"We must learn to read the Bible at the level of the informed imagination": this was how he encapsulated his approach to studying God's Word. In the years that followed, he never once explained how we were supposed to do this. Instead, he simply did it. That is, Bill incarnated for his students a deep interaction with the biblical text by means of his remarkably informed imagination. A Ph.D. from Harvard, he spoke fourteen languages. You saw his imagination when he simply opened the Bible; it seemed to tremble in his hands. You heard it when he read with his booming voice, usually from the New Testament. You saw it in your mind's eye when he used primary source backgrounds to paint the image of Jesus the rabbi. Sometimes you even smelled it when Bill recounted a scene like the anointing of Jesus' feet. "'The smell of the perfume filled the house' [Jn. 12:3]: now, why do you think John included that detail?" he would ask, his voice modulating for effect.
In our own way, those of us who studied with Bill in the religion department of Western Kentucky University adapted and adopted this luminous approach.

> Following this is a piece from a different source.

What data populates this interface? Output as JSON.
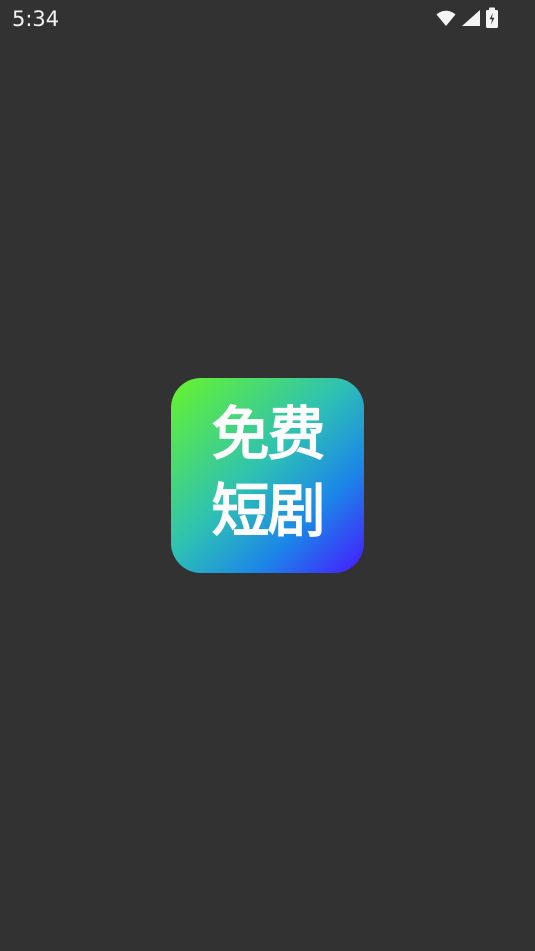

We absorbed the primary sources for ourselves: Suetonius, Eusebius, Tacitus, Josephus and the rest. We learned to ask the same sort of questions he might ask of the text: "Why is this detail there?" "What does it mean?" "How would the first hearers of this document have understood this?" "Why did the writer leave that out?" In time, on our own, we would learn to ask even better questions . . . questions of our own.
Precisely because he neglected to present this method as a full-blown system, we were left to struggle on our own. His refusal to provide a systematic, didactic outline had a powerful purpose: we were left to engage with Scripture at the level of our imaginations, by ourselves.
And now, all these years later, I would like to show you how I read Scripture, to show you what I've come to understand about engaging with the Scriptures at the level of the informed imagination. I do not intend to present a system or an outline of my own, even if I could. In this new series of explorations of the Gospels, I would simply like to share some of the discoveries I've made along the way.
Disintegration/Reintegration and the Holy Spirit
We are a disintegrated people. The signs of it are all around us. Every bird that flees when you're taking a walk is a reminder that the integrated place we once had with creation has been violated. We experience this when we witness the disintegration of every human relationship while our souls tell us that wife belongs with husband, friend with friend, child with parent. Yet at every turn we find it almost impossible to fit the fragmented pieces of the puzzles of our lives together.
This disintegration affects the way we come to the Scriptures as well. Some of us embrace the Bible with our hearts, which is right to do, and yet we do not bring disciplined minds into the process. Sometimes the reverse is true: we apply first-rate minds to the Bible and yet fail to be sensitive to what the Word is whispering to our hearts. In the end, it is not a heart problem, nor is it a head problem. It is an integration problem. We must ask the Lord to help us bring our whole self to the task of listening to the Bible. How can we begin to reconnect what became disconnected at the Fall? How can the heart and mind become reintegrated?